■ Work request ■
For every line of the records below that holds "avalon", add one. Give only the final total.

BEGIN Excerpted data

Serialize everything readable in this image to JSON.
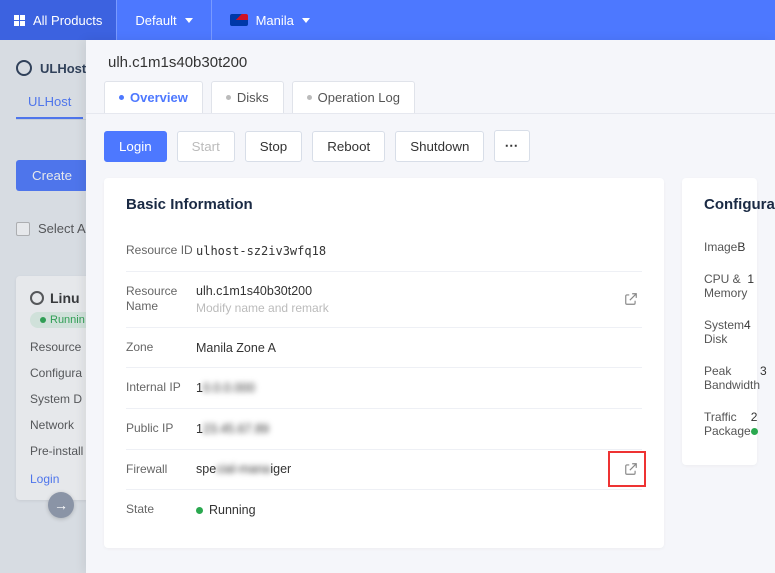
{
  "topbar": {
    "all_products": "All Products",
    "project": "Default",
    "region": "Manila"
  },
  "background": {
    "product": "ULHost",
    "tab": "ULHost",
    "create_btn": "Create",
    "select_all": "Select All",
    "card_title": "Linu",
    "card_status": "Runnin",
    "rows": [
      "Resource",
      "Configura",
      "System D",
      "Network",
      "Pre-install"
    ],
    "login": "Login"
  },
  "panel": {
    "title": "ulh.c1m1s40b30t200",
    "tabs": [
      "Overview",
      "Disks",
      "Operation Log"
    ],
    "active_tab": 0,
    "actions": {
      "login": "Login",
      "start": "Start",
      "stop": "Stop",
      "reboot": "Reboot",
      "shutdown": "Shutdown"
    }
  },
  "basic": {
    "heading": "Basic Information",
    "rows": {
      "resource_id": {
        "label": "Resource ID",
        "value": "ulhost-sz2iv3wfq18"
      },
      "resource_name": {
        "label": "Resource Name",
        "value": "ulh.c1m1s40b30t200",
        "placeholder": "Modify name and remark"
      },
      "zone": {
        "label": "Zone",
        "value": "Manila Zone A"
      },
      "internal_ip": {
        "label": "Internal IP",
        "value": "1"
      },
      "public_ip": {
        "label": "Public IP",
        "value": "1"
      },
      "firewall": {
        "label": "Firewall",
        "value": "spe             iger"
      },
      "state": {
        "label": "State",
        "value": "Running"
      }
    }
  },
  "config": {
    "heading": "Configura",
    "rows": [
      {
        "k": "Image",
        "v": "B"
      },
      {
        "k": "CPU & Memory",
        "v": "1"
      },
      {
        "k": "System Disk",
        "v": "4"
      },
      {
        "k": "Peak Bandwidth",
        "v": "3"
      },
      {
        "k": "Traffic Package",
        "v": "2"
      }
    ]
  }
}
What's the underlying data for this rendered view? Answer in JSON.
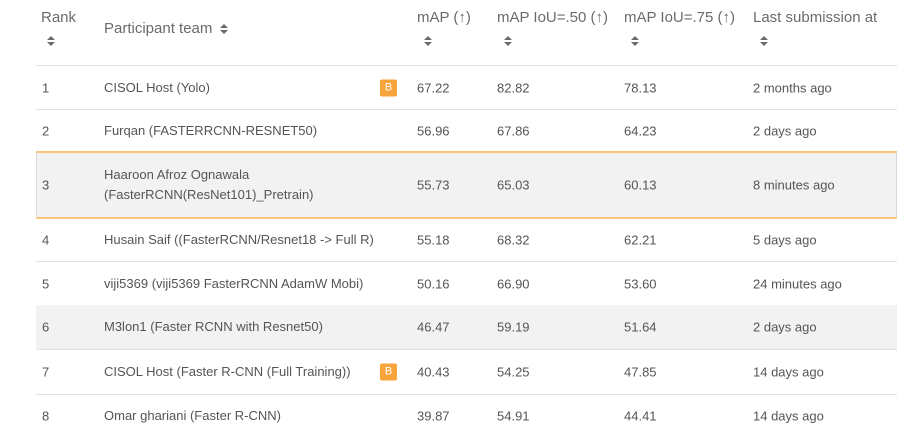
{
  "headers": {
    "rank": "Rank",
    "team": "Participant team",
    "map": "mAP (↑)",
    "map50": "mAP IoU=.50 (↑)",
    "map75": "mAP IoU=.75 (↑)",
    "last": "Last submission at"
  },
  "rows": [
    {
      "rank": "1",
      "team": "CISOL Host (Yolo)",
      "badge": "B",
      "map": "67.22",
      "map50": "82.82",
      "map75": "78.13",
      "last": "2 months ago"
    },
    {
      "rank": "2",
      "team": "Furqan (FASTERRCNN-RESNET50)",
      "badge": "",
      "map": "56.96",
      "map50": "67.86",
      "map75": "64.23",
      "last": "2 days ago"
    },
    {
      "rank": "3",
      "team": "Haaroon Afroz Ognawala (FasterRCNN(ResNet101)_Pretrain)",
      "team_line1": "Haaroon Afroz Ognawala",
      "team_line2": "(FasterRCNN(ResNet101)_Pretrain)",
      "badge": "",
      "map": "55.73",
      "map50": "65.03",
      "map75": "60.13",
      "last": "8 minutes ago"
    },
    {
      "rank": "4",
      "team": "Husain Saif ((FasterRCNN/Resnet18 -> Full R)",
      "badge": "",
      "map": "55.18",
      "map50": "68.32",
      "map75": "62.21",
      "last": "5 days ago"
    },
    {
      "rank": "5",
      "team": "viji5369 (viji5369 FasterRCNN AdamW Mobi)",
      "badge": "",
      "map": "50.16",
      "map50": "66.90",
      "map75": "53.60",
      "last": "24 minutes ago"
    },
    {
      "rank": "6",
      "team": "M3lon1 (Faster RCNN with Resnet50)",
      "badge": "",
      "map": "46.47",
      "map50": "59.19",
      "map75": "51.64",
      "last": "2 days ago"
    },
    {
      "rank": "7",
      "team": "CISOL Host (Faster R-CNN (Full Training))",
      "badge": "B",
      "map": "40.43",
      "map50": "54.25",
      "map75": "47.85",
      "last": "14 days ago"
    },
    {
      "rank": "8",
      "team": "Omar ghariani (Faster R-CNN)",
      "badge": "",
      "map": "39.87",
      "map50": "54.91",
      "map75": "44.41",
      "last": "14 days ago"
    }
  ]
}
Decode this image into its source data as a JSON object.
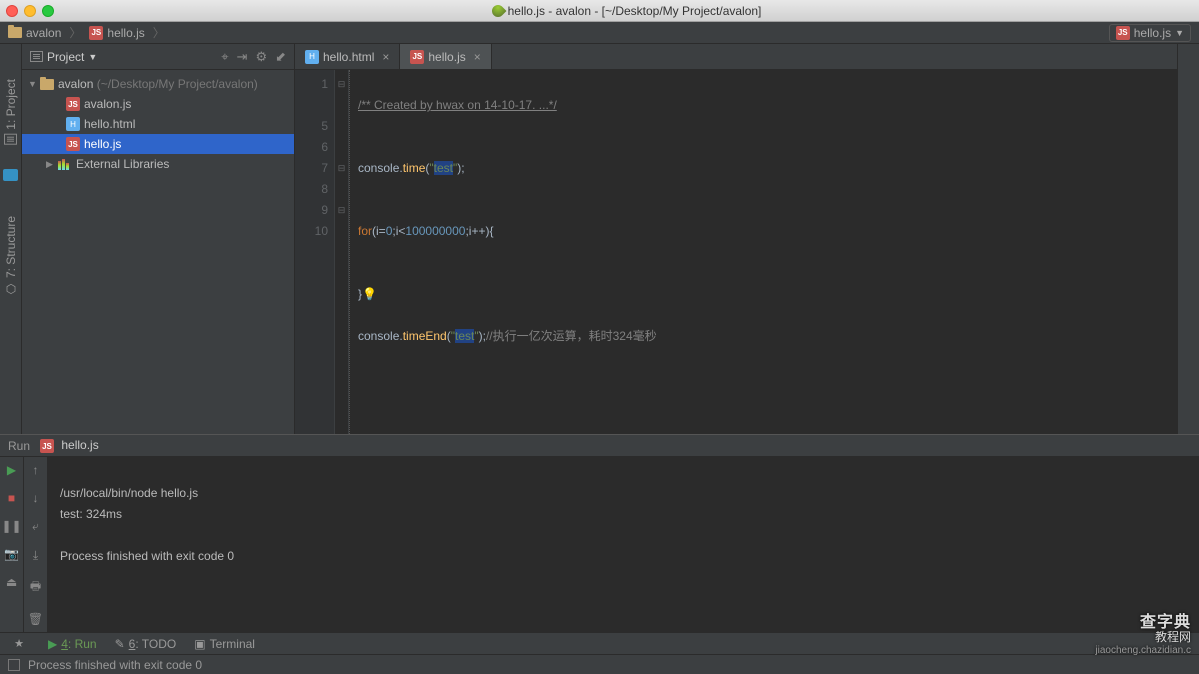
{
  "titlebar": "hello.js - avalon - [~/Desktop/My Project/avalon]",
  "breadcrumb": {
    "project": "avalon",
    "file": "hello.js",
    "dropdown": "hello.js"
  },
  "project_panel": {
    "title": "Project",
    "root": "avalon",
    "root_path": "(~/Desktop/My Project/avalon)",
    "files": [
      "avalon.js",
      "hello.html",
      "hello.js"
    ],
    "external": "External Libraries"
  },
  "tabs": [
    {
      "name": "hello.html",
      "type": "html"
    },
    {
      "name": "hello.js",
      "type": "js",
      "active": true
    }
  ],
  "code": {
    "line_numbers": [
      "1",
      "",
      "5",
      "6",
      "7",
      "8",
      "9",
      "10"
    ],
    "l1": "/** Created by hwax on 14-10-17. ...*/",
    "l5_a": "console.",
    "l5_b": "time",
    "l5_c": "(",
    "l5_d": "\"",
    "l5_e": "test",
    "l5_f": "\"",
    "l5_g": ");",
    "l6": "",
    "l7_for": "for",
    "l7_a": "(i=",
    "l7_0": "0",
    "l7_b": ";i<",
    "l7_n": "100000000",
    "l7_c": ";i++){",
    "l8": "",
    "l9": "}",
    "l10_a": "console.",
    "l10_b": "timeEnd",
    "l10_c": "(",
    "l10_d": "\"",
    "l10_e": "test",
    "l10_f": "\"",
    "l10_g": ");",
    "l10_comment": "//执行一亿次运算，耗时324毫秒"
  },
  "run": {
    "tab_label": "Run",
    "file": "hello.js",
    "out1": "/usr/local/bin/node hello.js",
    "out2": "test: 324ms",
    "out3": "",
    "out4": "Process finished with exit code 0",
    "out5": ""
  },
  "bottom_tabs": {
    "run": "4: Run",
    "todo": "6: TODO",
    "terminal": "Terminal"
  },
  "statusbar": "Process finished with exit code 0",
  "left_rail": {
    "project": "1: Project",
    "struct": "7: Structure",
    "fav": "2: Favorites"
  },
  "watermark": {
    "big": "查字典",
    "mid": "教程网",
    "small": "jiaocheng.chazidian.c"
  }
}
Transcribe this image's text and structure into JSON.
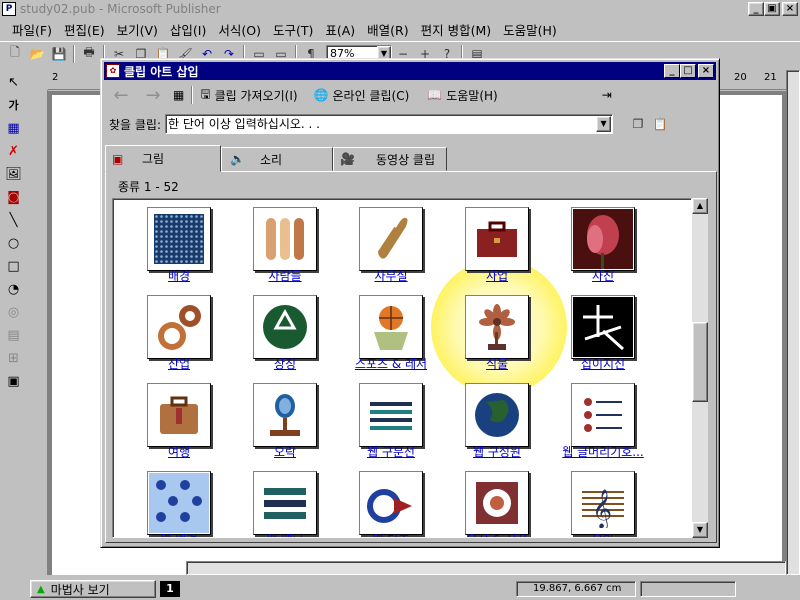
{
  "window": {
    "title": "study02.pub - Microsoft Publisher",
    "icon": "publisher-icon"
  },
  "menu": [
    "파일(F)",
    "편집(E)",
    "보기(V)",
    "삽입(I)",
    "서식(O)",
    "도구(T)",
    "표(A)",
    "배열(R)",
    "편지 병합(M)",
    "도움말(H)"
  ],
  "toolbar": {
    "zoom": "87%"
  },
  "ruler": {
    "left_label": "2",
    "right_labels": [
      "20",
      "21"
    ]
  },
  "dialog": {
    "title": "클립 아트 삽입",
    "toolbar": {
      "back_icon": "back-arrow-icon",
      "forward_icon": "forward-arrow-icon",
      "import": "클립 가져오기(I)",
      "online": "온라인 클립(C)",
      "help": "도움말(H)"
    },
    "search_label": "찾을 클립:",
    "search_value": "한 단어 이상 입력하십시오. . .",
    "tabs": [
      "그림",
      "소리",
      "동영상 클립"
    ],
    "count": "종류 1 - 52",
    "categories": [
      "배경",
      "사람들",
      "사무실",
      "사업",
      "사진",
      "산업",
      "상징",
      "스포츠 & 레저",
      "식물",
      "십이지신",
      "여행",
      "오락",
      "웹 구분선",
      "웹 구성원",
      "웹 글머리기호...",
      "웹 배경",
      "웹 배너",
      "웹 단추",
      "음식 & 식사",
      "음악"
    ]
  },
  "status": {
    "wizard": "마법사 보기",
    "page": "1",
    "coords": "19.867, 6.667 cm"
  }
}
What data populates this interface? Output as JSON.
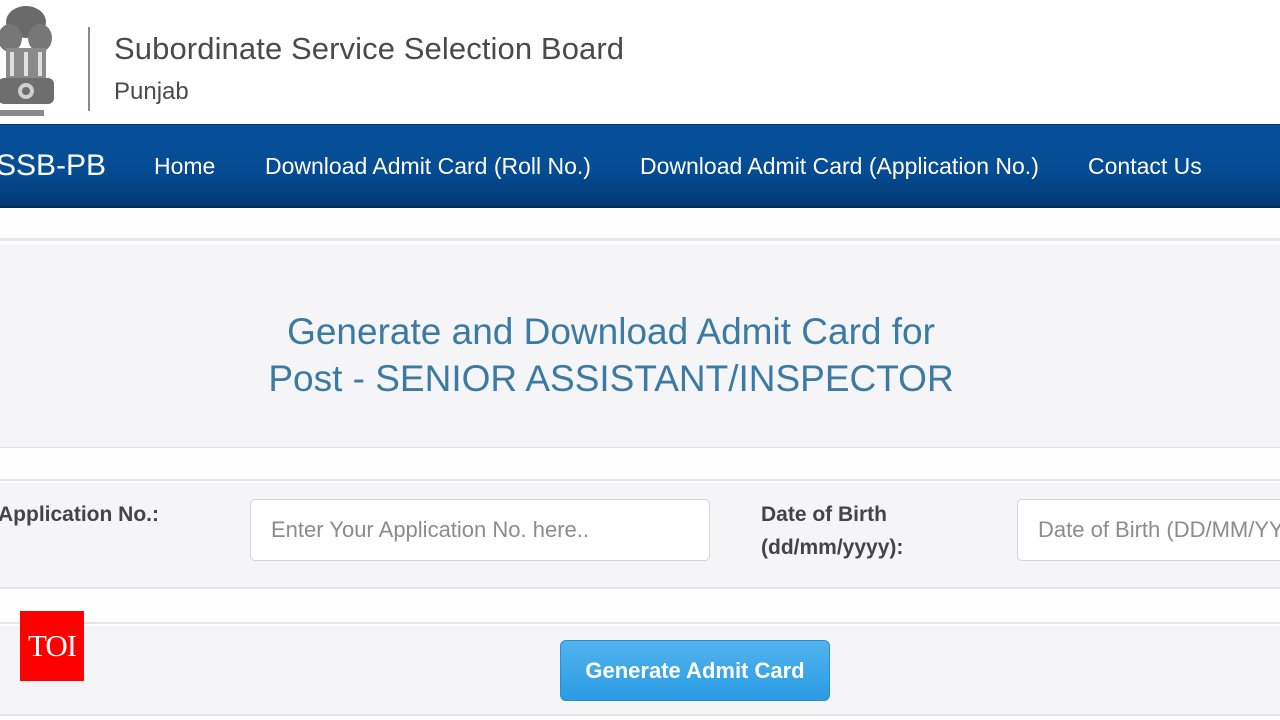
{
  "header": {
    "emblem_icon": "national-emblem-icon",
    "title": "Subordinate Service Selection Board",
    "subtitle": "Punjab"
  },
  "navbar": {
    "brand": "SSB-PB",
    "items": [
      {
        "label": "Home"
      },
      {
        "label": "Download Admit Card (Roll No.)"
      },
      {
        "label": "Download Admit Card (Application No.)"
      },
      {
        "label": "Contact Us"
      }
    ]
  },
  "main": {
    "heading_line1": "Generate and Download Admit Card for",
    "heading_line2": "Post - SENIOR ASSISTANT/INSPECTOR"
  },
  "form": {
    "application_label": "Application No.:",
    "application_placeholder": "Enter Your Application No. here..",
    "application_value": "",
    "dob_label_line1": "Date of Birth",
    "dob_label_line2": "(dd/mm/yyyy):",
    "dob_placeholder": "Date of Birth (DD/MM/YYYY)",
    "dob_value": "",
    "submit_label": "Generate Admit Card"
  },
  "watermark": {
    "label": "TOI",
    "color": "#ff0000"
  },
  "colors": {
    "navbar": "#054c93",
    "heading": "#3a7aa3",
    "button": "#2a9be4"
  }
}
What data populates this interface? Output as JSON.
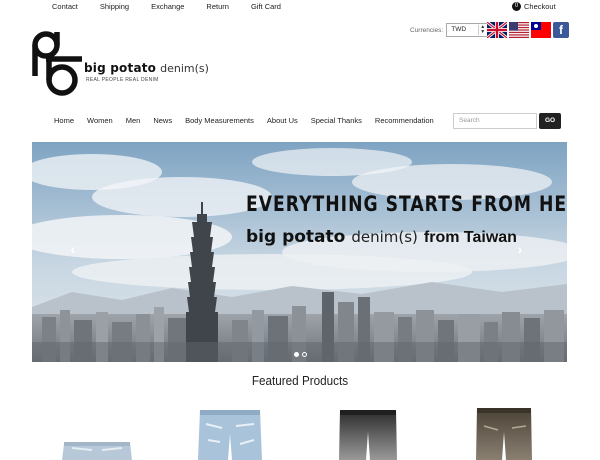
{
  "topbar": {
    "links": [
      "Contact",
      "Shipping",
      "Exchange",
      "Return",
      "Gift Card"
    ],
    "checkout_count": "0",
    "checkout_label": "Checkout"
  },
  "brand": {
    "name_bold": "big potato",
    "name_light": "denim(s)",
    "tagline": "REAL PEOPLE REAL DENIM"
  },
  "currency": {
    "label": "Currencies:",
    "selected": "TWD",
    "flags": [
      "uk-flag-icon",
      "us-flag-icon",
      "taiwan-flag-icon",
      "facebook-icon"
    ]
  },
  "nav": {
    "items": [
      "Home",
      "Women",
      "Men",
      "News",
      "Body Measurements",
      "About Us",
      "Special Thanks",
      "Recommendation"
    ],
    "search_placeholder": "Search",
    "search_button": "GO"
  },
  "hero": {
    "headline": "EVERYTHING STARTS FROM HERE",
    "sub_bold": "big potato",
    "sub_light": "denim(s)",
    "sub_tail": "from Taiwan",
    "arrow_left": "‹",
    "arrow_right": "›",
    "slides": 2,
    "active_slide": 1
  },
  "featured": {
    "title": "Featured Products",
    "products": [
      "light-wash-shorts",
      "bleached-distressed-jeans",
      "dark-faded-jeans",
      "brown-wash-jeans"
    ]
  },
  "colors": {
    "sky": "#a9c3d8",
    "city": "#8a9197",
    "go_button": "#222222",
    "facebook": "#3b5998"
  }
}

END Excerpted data

■ Task answer ■
5